The process starts with preheating the candle wax to melt it. The machine has a steering which has to be turned so that the vents on the machine are opened so as to enable full size candles to come out.
So, after the wax is melted, it is poured into these openings to the brim. Themachine is connected to a water tank that is opened after the wax is poured in, to solidify the liquid wax into a candle.
After 30-40 minutes, the water outlet on the machine is opened to drain the water back to the tank. The wheel is then steered in an anticlockwise direction to push the ready candles out.
A candle-making machine is manual and not driven by any form of power, fuel or electricity. It also consumes little space.
Growing the business

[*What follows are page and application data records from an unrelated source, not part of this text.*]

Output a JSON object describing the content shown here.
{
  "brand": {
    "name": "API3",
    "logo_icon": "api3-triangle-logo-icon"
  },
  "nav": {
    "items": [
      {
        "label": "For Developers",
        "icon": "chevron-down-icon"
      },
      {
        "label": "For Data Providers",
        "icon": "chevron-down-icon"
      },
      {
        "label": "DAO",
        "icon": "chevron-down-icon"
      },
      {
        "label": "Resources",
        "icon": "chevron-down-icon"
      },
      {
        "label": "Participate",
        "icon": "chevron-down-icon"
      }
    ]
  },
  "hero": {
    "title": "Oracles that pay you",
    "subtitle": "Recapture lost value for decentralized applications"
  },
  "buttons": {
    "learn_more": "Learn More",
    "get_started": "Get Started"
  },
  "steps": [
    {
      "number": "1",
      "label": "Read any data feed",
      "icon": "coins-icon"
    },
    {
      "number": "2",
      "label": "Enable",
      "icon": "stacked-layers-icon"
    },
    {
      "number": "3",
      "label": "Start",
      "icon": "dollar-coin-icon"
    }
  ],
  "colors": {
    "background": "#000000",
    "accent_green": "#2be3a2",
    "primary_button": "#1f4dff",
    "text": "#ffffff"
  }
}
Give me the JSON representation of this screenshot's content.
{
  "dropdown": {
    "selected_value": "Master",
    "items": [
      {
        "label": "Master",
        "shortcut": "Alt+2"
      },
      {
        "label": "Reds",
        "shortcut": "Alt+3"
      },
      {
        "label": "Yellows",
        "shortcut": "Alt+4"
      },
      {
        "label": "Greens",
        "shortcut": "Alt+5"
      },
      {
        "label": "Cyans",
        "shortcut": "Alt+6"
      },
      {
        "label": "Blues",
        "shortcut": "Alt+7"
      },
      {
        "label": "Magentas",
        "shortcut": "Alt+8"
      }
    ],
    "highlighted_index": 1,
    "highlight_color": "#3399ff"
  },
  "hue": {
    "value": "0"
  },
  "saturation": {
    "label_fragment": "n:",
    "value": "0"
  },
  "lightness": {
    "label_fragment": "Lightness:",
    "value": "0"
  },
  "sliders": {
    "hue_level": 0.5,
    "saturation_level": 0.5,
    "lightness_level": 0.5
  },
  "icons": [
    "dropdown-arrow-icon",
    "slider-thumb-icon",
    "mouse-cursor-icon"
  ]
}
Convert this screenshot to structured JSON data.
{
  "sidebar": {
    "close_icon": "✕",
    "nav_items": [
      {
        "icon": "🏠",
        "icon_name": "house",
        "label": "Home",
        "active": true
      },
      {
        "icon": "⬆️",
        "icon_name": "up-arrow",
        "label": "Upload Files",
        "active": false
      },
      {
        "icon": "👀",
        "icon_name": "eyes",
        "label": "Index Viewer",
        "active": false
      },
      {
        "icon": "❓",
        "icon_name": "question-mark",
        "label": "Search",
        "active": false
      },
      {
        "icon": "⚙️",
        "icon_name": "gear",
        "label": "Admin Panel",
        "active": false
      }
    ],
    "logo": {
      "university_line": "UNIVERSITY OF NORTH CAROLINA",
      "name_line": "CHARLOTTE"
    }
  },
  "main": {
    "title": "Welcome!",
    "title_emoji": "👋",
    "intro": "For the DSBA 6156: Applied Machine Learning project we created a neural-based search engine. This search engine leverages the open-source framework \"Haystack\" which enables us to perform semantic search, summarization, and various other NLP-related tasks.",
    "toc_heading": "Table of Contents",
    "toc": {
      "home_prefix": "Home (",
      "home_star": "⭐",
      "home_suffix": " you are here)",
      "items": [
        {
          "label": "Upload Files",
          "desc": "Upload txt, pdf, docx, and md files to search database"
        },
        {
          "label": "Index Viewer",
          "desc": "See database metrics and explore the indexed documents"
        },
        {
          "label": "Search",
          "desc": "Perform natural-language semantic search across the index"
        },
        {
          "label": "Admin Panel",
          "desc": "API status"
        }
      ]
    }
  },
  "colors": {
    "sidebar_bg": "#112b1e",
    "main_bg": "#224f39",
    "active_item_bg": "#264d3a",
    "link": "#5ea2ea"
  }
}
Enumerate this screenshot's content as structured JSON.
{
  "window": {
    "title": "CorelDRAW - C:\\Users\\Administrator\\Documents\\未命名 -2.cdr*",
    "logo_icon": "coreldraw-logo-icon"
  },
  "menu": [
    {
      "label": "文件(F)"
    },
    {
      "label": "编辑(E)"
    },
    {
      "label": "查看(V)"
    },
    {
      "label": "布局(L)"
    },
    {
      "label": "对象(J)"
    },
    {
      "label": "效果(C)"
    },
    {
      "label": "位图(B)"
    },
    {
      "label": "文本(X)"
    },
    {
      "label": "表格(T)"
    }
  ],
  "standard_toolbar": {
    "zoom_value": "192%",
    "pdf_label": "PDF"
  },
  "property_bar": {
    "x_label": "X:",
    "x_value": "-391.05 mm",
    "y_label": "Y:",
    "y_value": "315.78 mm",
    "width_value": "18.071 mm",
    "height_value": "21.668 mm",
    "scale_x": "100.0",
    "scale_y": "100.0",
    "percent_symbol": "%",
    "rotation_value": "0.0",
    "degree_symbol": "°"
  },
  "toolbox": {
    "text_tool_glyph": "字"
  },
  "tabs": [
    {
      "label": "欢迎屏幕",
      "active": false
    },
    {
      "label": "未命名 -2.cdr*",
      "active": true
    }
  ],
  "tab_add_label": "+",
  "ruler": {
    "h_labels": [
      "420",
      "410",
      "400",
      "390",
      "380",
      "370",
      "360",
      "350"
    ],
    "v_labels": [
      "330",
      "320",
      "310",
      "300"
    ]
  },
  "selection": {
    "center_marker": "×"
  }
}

“We started with a door-todoor marketing strategy to retailers, but now, through contacts and references, people come to us or call to place their orders,” says Muhwezi.
Today, Muhwezi, has opened up stores in Entebbe, Masaka and Burundi, where clients purchase their candles. He has also registered his candle-making company, Lwemu Group of Companies.
From his initial salary of sh500,000 as a hotel employee, today Muhwezi earns sh2.5m a week from candles. This has enabled him to not only take care of his family, but also invest in other businesses like soapmanufacturing, real estate business and money-lending.
What makes his candles special?
“Our candles are non-drip and act as mosquito repellants. This is what makes our candles beat the competition on the market,” Muhwezi says. The fact that they are nondrip means they burn for long, he adds.
Muhwezi has not kept all this success to himself. Two years ago, he embarked on training students in schools and workers in different organisations, especially women organisations, on how to make candles and so far, it is paying him well.
The high taxes imposed on the wax make it expensive and, therefore, increase his cost of production. Water shortage is another challenge. “Sometimes we do not have water around this area and yet the machine requires high pressure water.” He struggles with competition from foreign investors who enjoy incentives from the Government.
This gives them undue advantage over people like Muhwezi because they can afford to produce low cost candles, owing to low cost of production.
I want to set up a training school for production of candles, soap and detergents. I also plan to invest in a similar machine that makes chocolates.